We Are Not Alone: The Universal Dangers Of Social Isolation
In recent years scientists have started looking more closely at telomeres, the parts of chromosomes that carry genetic information. Often referred to as indicators of aging and lifespan, telomeres are like protective caps, ensuring that the ends of our chromosomes do not wear out too quickly. Several studies have found that telomere length (i.e., their thickness) serves as a predictor of age-related diseases in humans and longevity in some species. Here, short telomeres correspond to high numbers of diseases and short lifespans, respectively.
Healthcare professionals advise us to treat stressful situations with care, warning us of stress-induced health hazards. Some people even seek out lifestyle coaches to help them manage stress. In this study, researchers tested whether telomere length decreases with age and if chronic stress in the form of social isolation plays a role in accelerating telomere wear. Other studies have already shown that social isolation can have long-lasting effects on highly social and intelligent animals such as parrots; this study explored whether there is an association between telomere deterioration and shorter lifespans among African Grey parrots (Psittacus erithacus erithacus).
First, the researchers established that telomere length does indeed decrease with age in African Grey parrots. Notably, the authors found that “single-housed birds had shorter telomeres compared to the group of pair-housed individuals.” Thus, they concluded that social isolation does lead to shorter telomere lengths. The researchers also note that “[relative telomere lengths] of single-housed birds at nine years of age were comparable to pair-housed birds 23 years older than themselves.” In other words, single housed parrots endure stress in the form of social isolation and therefore “age faster.”
This study demonstrates that some non-human animals are affected by social isolation on a chromosomal level.

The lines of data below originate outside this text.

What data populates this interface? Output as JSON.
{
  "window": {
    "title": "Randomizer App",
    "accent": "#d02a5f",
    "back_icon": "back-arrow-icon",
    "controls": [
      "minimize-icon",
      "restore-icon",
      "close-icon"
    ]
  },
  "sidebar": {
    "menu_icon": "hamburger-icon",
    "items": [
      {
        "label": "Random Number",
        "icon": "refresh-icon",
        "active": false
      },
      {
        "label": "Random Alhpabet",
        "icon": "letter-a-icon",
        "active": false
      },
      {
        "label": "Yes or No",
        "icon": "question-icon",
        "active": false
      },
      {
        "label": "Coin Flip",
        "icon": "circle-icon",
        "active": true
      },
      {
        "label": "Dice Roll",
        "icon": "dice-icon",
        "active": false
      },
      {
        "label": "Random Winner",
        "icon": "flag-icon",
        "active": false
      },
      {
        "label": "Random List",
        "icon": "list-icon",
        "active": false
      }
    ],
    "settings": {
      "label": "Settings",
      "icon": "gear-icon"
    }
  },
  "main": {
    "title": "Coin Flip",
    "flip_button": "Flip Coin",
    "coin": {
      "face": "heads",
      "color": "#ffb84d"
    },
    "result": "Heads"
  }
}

Animal advocates can use this information to support species-appropriate housing for highly social captive animals or the removal of certain species from captive environments altogether.